IMPORTANCE: Little is known about the long-term yield of high-grade cervical intraepithelial neoplasia (CIN) and the influence on biopsy and treatment rates of human papillomavirus (HPV) triage of cytology showing atypical squamous cells of undetermined significance (hereafter ASC-US cytology). OBJECTIVE: To examine 5-year outcomes after ASC-US cytology with vs without HPV testing. DESIGN, SETTING, AND PARTICIPANTS: In this observational study, all cervical cytology and HPV testing reports from January 1, 2007, to December 31, 2012, were obtained for women throughout New Mexico and linked to pathology reports. The dates of the analysis were May 4, 2015, to January 13, 2017. MAIN OUTCOMES AND MEASURES: Influence of HPV testing on disease yield, time to histologically confirmed disease, and biopsy or loop electrosurgical excision procedure rates.

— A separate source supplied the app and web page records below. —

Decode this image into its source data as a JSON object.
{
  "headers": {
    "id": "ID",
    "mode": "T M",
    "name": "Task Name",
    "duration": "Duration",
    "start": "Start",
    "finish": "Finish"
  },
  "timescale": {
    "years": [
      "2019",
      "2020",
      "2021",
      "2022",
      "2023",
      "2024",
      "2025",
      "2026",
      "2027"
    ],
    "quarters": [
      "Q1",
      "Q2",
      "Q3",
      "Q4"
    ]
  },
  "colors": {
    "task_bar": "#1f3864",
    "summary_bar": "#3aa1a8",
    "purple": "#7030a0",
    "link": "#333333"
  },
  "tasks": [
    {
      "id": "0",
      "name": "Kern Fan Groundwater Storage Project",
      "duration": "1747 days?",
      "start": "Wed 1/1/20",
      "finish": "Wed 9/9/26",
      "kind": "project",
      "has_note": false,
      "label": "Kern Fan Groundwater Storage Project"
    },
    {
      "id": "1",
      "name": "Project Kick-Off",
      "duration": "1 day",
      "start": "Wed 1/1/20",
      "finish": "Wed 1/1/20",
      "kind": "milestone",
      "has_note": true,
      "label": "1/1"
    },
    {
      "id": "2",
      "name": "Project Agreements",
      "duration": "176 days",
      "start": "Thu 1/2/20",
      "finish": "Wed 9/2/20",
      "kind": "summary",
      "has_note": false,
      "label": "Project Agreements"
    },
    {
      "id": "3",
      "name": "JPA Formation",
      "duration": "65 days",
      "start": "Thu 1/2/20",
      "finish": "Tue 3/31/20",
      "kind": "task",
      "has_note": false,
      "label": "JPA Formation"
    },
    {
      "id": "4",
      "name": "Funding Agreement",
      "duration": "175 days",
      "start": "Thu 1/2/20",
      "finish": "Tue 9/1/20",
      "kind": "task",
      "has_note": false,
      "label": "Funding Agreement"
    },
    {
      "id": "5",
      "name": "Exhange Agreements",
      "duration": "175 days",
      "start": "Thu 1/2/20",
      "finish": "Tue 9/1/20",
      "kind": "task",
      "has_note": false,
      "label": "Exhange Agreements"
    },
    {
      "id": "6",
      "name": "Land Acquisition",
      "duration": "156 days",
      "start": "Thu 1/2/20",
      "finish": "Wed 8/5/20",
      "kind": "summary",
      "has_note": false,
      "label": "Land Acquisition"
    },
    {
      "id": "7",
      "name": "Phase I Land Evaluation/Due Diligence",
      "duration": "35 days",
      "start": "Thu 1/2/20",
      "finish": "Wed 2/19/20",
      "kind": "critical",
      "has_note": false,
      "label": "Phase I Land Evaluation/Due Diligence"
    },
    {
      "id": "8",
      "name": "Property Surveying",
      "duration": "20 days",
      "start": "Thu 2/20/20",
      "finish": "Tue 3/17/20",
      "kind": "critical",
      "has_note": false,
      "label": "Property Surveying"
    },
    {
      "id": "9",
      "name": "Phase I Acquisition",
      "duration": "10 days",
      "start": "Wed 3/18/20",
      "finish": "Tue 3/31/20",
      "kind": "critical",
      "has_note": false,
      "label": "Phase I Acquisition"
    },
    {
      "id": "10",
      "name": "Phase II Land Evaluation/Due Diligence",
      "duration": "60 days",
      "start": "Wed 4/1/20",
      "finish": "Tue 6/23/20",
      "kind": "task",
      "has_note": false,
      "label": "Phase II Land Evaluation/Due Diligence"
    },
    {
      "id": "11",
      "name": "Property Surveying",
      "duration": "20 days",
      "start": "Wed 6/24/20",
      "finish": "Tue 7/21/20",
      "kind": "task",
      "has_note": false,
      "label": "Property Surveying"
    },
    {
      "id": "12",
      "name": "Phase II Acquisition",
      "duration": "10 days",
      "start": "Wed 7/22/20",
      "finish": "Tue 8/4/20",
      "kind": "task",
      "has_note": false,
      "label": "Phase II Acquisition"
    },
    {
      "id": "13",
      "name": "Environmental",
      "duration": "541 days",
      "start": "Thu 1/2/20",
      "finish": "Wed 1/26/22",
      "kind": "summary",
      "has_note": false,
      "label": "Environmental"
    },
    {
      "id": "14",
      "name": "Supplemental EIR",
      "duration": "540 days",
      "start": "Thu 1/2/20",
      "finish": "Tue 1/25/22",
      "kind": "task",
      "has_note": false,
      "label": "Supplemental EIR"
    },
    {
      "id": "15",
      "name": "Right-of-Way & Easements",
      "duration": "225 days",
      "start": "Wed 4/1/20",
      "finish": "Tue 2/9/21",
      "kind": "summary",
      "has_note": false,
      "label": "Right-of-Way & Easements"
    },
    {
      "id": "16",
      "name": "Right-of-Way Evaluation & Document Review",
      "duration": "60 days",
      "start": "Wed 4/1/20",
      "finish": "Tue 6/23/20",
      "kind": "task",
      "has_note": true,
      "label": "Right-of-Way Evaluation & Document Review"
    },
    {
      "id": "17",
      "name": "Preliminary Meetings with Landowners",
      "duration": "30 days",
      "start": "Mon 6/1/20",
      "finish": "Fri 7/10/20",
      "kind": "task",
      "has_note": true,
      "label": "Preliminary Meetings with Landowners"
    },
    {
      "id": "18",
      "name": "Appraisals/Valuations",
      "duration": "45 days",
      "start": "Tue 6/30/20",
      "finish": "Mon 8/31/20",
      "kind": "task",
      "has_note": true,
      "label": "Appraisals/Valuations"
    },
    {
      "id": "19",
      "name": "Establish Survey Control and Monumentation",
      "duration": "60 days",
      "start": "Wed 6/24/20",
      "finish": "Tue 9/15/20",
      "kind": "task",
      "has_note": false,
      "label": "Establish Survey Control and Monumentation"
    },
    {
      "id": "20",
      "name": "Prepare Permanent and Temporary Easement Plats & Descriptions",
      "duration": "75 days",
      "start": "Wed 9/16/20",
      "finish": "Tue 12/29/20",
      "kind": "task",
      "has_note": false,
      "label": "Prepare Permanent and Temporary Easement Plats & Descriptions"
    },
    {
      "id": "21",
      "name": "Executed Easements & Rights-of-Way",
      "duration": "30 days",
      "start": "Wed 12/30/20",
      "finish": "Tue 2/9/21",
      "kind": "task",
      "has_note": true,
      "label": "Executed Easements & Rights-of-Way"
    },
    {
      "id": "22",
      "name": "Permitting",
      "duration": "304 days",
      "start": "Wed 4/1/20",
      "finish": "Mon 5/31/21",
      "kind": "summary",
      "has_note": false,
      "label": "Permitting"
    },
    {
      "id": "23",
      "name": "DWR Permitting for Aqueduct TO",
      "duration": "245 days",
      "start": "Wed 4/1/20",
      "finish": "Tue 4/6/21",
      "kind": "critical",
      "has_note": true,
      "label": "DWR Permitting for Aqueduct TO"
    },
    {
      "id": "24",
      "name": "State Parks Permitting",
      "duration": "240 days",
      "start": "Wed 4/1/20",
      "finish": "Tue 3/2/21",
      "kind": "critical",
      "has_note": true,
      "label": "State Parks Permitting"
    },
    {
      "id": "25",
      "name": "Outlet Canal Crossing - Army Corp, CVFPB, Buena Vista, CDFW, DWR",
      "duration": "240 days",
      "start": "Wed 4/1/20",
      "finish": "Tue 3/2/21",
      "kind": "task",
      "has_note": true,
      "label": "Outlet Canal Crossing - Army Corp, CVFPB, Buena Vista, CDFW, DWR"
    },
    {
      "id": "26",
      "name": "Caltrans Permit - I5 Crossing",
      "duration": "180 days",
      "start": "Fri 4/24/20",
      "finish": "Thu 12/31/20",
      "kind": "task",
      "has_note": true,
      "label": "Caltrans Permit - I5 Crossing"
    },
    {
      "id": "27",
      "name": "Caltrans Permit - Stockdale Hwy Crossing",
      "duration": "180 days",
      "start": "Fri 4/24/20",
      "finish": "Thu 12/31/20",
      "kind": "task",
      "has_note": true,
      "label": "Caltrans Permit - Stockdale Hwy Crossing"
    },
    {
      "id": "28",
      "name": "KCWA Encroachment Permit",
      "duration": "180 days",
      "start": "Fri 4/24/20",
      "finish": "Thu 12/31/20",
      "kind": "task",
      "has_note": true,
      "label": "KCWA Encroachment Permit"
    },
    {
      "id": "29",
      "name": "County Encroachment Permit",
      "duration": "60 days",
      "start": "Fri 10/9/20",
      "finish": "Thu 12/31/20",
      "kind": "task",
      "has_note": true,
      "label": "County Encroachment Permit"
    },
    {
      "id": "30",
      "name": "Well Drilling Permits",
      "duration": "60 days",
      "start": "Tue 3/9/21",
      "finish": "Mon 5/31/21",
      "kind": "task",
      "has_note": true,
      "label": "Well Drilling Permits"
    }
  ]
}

RESULTS: A total of 457 317 women (mean [SD] age, 39.8 [12.5] years) with a screening test were recorded between 2008 and 2012, and 20 677 (4.5%) of the first cytology results per woman were reported as ASC-US. CIN grade 3 or more severe (CIN3+) lesions were detected in 2.49% of women with HPV testing vs 2.15% of women without HPV testing (P = .23). Time to CIN3+ detection was much shorter in those with HPV testing vs those without testing (median, 103 vs 393 days; P < .001). CIN grade 1 was detected in 11.6% of women with HPV testing vs 6.6% without testing (relative risk, 1.76; 95% CI, 1.56-2.00; P < .001). Loop electrosurgical excision procedure rates within 5 years were 20.0% higher in those who underwent HPV testing, resulting in more CIN2+ and CIN3+ detection. CONCLUSIONS AND RELEVANCE: Human papillomavirus testing led to faster and more complete diagnosis of cervical disease, but 55.8% more biopsies and 20.0% more loop electrosurgical excision procedures were performed. In those tested, virtually all high-grade disease occurred in the 43.1% of women who were HPV positive, allowing clinical resources to be focused on women who need them most. These data provide essential information for cervical screening guidelines and public health policy.
ASJC Scopus subject areas
- Cancer Research